Money and Living Expenses
Make the most of your money
You want to enjoy a healthy and happy study life in Australia. Knowing how much you need to for living expenses is a great starting point, but keep in mind the cost of living may be higher or lower depending on where you live.
The Australian Government says you will need approximately $20,000 Australian dollars each year if you’re single, plus an extra $6,940 per year if you’re married. If you have children, they say you’ll need $3,000 per year for each child. This doesn’t include the cost of any social, sporting or other recreation activities you might want to be part of, or any health or emergency costs not covered by your Overseas Student Health Cover (OSHC).
Your budget guide
- Hostels and Guesthouses: $90 to $150 per week
- Shared Rental: $215 to $350 per week
- On campus: $150 to $280 per week
- Homestay: $300 to $500 per week
Other living expenses
- Groceries and eating out: $80 to $280 per week
- Gas and electricity: $35 to $140 per week
- Phone and Internet: $20 to $55 per week
- Public transport: $15 to $55 per week
- Car (ongoing): $150 to $260 per week
- Entertainment: $80 to $150 per week
Your banking and payments options

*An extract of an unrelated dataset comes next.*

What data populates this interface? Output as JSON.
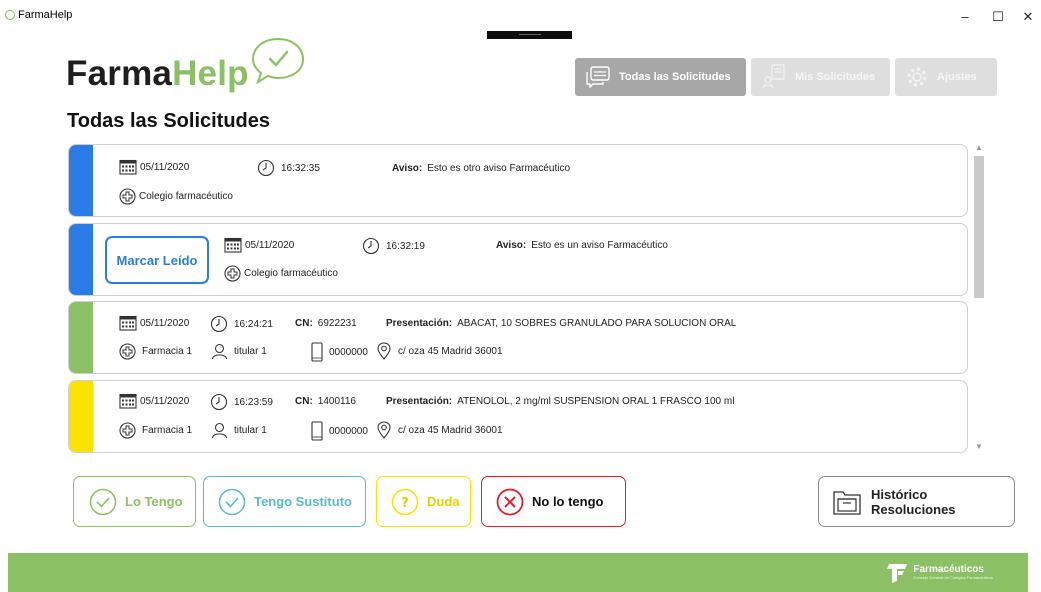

In Australia, you pay (and are paid) in dollars and cents. You can make purchases using Australian coins and notes, fund transfer or a debit or credit card from an international or local bank, credit union or building society.
To setup an Australian bank account before or after you arrive, you will need your Electronic Confirmation of Enrolment (eCoE), Letter of Offer, passport and other forms of identification. You might also need an Australian Tax File Number (TFN), which you can apply for from the Australian Taxation Office.
Getting your phone and internet organised
You’ll probably want to get your phone and internet sorted pretty quickly after arriving in Australia.
When it comes to phones, you have three main options:
- Landline: usually only relevant if you live off campus. You might be able to get a better deal by bundling your landline with internet access, or you might choose not to have a landline at all and stick with your mobile.
- Mobile – prepaid: gives you control over how much you spend and you can stop using whenever you want. Pre-paid SIM cards are widely available from Australian shops and supermarkets, as well as from mobile phone providers.
- Mobile – contract: depending on how much you use your mobile and what for, a contract with an Australian mobile phone provider could be cheaper.
Mobile plans in Australia typically include some Internet data.
Making international calls
International calls can be a lot more expensive than calls within Australia. You might want to buy an international calling card (which gives you better rates) or use online options like Skype or FaceTime instead. You can buy international calling cards from most convenience stores.
- To call an Australian number from overseas, you need to enter the country code (61), followed by the area code and then the telephone number.
- To call another country from Australia, enter 011, followed by the relevant country code and the area code (if required) and then the telephone number.
Accessing the internet
You will have lots of options for internet access in Australia, but it pays to shop around to find the plan that offers the best price and download limits for your needs.
Most educational institutions provide free Wi-Fi which you can access with your student logon and password. If you can’t access the internet through your own laptop or computer, you can usually find one to use in the student library, at an off-campus public library or Internet café.
Some places offer free Wi-Fi, but some internet cafes for example, will charge by the hour. Don’t forget to check the security of the network you are connecting to.
Places to visit
One of the reasons you likely want to study in Australia is because you’ve seen how beautiful the country is. Millions of people visit Australia each year to visit its pristine coastal areas, lush rainforests and red deserts, and enjoy its world-class food and wine, beautiful beaches, unique flora and fauna and relaxed, friendly atmosphere.
People and Culture
Australian cities are quite diverse. You will likely meet people from many different ethnic, religious and cultural backgrounds, including Australia’s indigenous Aboriginal and Torres Strait Islands people. The Aboriginal culture is an important part of Australia’s national identity.